What needs to be done |
Each line from the one that includes "Decode this image" to the last line of the data below should be set down exactly; no other lines are wanted.

(Items listed in a dataset)
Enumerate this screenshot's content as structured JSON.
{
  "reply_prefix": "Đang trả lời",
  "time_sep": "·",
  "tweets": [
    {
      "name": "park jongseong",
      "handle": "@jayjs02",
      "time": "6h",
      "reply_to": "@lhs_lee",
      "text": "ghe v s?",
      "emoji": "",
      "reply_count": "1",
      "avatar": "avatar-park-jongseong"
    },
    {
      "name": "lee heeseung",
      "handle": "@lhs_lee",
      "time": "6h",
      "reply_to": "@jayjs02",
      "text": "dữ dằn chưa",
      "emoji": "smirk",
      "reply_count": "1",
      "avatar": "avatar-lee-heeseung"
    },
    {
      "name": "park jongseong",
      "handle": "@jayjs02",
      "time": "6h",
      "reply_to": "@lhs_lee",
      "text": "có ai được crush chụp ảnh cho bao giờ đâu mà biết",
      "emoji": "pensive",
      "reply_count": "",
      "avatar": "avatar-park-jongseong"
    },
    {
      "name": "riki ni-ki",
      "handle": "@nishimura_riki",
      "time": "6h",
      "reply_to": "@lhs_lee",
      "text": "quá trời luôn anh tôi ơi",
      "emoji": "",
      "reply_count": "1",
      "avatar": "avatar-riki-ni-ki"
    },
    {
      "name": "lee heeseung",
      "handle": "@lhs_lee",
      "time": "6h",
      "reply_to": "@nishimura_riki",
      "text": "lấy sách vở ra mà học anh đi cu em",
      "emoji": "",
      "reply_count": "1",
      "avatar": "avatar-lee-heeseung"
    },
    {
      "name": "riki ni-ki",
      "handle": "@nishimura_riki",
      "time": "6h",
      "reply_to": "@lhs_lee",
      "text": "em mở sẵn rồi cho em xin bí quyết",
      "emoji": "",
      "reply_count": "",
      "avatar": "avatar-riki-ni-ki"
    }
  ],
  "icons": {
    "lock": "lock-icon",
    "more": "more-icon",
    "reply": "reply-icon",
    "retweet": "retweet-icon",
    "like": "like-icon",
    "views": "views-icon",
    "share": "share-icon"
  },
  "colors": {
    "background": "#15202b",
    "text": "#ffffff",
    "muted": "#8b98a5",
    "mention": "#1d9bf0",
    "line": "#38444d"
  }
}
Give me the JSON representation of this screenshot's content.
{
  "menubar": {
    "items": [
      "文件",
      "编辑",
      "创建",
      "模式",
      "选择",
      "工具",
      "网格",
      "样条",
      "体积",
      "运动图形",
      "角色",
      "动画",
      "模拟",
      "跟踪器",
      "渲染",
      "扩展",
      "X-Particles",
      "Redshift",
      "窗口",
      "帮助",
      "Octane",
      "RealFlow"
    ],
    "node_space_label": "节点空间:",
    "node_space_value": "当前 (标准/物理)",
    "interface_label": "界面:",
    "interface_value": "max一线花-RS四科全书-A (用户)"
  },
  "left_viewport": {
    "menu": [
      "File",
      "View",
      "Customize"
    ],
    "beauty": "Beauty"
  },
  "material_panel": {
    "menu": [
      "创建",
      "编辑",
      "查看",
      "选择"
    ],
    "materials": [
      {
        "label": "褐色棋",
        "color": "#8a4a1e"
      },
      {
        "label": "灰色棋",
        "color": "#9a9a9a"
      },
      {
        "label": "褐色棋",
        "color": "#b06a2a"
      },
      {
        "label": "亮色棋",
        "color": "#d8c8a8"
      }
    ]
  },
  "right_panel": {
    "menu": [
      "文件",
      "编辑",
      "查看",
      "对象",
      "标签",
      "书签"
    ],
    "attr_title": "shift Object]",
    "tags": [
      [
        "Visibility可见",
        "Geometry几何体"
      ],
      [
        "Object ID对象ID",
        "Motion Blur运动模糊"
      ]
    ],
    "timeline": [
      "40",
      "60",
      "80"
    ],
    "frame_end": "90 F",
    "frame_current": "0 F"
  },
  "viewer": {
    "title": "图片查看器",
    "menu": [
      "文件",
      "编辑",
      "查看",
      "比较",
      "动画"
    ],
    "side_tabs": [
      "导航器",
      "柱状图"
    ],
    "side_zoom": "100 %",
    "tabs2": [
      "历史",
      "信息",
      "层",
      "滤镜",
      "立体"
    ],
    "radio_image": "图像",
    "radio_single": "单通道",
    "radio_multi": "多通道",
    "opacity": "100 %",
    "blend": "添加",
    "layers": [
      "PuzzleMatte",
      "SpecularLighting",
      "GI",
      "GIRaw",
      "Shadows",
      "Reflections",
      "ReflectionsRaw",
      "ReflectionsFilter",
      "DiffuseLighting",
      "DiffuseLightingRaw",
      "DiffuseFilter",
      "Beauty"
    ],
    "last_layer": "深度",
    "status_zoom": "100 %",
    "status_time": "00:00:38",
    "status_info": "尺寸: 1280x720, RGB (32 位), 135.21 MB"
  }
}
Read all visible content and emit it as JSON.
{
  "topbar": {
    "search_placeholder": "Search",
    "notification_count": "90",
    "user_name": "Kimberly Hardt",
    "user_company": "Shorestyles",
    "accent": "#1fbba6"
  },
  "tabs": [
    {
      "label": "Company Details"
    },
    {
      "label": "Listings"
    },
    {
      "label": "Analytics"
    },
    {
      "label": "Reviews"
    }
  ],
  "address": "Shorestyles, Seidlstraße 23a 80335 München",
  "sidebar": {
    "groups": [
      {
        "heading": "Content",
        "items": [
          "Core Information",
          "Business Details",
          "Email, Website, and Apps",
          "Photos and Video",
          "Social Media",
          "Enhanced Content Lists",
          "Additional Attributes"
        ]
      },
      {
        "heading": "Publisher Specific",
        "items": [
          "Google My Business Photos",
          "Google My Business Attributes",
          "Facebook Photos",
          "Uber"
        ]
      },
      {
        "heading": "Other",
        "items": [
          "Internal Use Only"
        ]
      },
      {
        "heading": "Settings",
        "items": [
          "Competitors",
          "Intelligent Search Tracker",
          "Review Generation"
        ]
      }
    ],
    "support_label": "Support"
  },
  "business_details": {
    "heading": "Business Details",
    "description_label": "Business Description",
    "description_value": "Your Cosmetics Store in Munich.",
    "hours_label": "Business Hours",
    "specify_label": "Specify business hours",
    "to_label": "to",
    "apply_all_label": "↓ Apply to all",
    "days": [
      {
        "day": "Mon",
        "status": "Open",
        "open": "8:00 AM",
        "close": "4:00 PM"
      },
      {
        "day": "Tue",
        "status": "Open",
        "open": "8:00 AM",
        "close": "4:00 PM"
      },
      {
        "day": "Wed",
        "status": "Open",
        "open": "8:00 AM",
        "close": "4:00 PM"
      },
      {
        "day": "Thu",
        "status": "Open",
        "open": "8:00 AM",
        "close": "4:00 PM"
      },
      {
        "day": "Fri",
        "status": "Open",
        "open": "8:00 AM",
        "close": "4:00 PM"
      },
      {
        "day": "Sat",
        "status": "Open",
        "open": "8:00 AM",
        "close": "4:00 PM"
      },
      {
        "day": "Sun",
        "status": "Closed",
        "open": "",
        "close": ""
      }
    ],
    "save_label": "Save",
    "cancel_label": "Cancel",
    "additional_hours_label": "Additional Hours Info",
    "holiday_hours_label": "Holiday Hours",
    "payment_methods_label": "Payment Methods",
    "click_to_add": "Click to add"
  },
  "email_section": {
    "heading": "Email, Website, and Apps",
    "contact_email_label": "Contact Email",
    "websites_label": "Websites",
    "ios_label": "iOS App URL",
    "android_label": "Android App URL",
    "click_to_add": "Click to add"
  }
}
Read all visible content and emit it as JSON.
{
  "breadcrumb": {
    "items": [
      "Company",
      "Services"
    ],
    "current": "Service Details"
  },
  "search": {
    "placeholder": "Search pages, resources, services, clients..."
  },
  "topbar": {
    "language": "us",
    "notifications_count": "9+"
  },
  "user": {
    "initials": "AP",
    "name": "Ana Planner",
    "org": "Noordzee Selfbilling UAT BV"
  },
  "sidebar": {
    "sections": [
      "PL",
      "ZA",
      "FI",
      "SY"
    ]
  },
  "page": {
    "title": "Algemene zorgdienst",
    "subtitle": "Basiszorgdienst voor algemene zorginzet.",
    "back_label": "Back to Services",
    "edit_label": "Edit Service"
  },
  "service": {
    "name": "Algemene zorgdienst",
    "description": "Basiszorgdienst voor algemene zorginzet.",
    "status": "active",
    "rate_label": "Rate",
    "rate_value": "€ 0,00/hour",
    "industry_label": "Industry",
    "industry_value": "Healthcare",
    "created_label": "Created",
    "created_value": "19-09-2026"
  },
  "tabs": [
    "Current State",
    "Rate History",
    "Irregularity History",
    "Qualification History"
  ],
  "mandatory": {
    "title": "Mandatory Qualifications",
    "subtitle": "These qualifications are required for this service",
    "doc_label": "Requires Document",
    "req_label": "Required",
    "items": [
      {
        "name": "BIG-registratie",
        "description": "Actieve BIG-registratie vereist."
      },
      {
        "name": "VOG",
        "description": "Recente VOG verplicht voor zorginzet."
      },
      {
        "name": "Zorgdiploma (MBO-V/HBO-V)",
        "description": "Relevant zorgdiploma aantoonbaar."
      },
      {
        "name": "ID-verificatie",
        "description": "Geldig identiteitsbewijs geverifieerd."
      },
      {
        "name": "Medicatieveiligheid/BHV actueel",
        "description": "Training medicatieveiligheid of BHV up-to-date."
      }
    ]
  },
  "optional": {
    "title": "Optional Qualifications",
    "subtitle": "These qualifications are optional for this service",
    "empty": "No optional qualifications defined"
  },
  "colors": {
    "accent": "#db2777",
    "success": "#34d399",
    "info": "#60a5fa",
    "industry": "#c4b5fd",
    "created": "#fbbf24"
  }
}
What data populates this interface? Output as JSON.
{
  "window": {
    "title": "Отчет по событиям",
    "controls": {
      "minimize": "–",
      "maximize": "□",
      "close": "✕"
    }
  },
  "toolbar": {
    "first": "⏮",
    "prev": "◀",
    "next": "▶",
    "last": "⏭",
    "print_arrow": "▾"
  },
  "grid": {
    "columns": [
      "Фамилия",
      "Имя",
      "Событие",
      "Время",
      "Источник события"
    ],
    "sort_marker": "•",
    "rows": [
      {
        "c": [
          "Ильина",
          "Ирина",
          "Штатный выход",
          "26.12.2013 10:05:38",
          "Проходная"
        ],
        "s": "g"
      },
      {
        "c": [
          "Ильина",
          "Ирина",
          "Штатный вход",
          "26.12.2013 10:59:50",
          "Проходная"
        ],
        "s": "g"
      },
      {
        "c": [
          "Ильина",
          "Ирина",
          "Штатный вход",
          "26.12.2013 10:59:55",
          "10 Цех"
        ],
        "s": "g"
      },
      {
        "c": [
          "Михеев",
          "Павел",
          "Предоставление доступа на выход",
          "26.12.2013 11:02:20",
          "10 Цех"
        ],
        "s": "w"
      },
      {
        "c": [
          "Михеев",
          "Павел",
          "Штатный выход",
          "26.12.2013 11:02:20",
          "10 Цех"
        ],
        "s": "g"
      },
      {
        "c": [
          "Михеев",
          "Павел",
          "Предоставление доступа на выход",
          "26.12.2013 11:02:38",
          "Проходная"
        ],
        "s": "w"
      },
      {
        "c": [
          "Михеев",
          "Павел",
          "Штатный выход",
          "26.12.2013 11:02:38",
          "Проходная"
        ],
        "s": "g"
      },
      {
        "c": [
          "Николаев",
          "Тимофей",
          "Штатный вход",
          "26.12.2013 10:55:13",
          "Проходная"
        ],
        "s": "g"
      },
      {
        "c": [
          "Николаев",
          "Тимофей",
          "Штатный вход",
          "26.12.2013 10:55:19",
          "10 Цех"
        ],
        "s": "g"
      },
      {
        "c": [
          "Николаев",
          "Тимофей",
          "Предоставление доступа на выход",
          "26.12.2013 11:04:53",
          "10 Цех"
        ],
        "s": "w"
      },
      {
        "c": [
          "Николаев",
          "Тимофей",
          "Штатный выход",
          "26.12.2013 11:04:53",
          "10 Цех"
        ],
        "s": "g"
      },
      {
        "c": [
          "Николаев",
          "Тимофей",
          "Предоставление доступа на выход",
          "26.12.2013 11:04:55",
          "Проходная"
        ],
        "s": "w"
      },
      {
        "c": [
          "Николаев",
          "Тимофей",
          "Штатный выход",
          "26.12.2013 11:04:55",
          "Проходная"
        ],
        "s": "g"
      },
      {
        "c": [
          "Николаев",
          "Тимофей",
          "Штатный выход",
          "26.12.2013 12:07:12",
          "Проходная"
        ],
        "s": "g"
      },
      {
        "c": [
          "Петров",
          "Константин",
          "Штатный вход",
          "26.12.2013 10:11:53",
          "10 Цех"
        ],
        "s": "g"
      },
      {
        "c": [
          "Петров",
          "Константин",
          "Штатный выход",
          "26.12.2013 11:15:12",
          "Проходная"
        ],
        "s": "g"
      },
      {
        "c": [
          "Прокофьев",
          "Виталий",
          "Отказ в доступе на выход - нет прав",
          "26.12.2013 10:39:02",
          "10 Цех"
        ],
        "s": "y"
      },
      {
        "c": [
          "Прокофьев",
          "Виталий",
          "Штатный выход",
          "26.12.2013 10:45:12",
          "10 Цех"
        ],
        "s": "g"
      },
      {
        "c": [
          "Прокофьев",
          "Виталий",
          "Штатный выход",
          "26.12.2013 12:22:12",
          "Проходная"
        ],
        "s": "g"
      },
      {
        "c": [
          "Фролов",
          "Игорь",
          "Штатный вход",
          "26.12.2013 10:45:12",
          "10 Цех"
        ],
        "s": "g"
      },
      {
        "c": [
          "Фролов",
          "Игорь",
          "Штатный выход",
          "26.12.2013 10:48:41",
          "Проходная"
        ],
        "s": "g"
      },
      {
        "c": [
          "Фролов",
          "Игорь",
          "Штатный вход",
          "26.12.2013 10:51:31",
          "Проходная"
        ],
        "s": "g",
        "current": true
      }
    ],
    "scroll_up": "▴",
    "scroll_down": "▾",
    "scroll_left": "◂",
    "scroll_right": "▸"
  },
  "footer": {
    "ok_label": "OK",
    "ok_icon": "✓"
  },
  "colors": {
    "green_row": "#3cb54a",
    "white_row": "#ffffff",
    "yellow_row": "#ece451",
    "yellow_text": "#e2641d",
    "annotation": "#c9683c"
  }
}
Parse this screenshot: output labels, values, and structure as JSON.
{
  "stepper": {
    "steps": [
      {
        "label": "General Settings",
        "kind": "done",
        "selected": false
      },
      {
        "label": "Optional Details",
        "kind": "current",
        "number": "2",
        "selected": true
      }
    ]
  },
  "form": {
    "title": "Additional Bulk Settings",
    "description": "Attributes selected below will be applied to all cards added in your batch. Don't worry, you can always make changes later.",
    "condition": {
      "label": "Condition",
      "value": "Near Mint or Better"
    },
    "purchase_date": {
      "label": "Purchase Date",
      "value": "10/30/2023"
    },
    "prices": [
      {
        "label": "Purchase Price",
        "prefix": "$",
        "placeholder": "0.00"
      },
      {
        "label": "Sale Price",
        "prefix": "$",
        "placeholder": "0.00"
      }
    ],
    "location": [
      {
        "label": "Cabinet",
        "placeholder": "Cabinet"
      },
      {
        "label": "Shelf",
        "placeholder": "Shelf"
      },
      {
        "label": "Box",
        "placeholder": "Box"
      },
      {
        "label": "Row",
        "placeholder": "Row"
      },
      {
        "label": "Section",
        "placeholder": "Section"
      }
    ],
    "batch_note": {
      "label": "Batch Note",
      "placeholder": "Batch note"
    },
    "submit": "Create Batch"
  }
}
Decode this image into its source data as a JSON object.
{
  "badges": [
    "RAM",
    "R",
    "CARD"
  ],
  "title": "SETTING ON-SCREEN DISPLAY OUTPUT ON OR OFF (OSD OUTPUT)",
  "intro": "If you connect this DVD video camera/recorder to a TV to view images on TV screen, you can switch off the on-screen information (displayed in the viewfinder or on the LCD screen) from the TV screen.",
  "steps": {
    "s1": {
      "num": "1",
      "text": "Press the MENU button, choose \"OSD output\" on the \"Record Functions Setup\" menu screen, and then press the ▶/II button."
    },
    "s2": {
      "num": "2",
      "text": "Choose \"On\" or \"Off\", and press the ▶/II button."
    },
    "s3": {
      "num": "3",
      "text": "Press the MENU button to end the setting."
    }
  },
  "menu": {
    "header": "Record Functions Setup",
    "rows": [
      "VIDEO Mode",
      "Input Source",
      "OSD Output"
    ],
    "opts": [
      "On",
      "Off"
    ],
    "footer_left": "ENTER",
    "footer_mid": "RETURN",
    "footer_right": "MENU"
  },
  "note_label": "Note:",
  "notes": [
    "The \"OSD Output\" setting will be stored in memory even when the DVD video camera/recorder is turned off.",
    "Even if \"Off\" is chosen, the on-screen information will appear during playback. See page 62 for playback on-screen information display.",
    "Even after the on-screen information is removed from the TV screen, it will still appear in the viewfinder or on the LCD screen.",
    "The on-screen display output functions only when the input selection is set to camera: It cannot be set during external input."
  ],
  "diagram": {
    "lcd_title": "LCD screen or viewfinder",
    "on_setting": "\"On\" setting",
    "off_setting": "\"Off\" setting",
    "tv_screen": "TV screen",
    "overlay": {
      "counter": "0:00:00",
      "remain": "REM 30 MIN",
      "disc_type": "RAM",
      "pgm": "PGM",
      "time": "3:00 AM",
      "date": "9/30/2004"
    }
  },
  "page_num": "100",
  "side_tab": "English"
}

Solution |
Decode this image into its source data as a JSON object.
{
  "badges": [
    "RAM",
    "R",
    "CARD"
  ],
  "title": "SETTING ON-SCREEN DISPLAY OUTPUT ON OR OFF (OSD OUTPUT)",
  "intro": "If you connect this DVD video camera/recorder to a TV to view images on TV screen, you can switch off the on-screen information (displayed in the viewfinder or on the LCD screen) from the TV screen.",
  "steps": {
    "s1": {
      "num": "1",
      "text": "Press the MENU button, choose \"OSD output\" on the \"Record Functions Setup\" menu screen, and then press the ▶/II button."
    },
    "s2": {
      "num": "2",
      "text": "Choose \"On\" or \"Off\", and press the ▶/II button."
    },
    "s3": {
      "num": "3",
      "text": "Press the MENU button to end the setting."
    }
  },
  "menu": {
    "header": "Record Functions Setup",
    "rows": [
      "VIDEO Mode",
      "Input Source",
      "OSD Output"
    ],
    "opts": [
      "On",
      "Off"
    ],
    "footer_left": "ENTER",
    "footer_mid": "RETURN",
    "footer_right": "MENU"
  },
  "note_label": "Note:",
  "notes": [
    "The \"OSD Output\" setting will be stored in memory even when the DVD video camera/recorder is turned off.",
    "Even if \"Off\" is chosen, the on-screen information will appear during playback. See page 62 for playback on-screen information display.",
    "Even after the on-screen information is removed from the TV screen, it will still appear in the viewfinder or on the LCD screen.",
    "The on-screen display output functions only when the input selection is set to camera: It cannot be set during external input."
  ],
  "diagram": {
    "lcd_title": "LCD screen or viewfinder",
    "on_setting": "\"On\" setting",
    "off_setting": "\"Off\" setting",
    "tv_screen": "TV screen",
    "overlay": {
      "counter": "0:00:00",
      "remain": "REM 30 MIN",
      "disc_type": "RAM",
      "pgm": "PGM",
      "time": "3:00 AM",
      "date": "9/30/2004"
    }
  },
  "page_num": "100",
  "side_tab": "English"
}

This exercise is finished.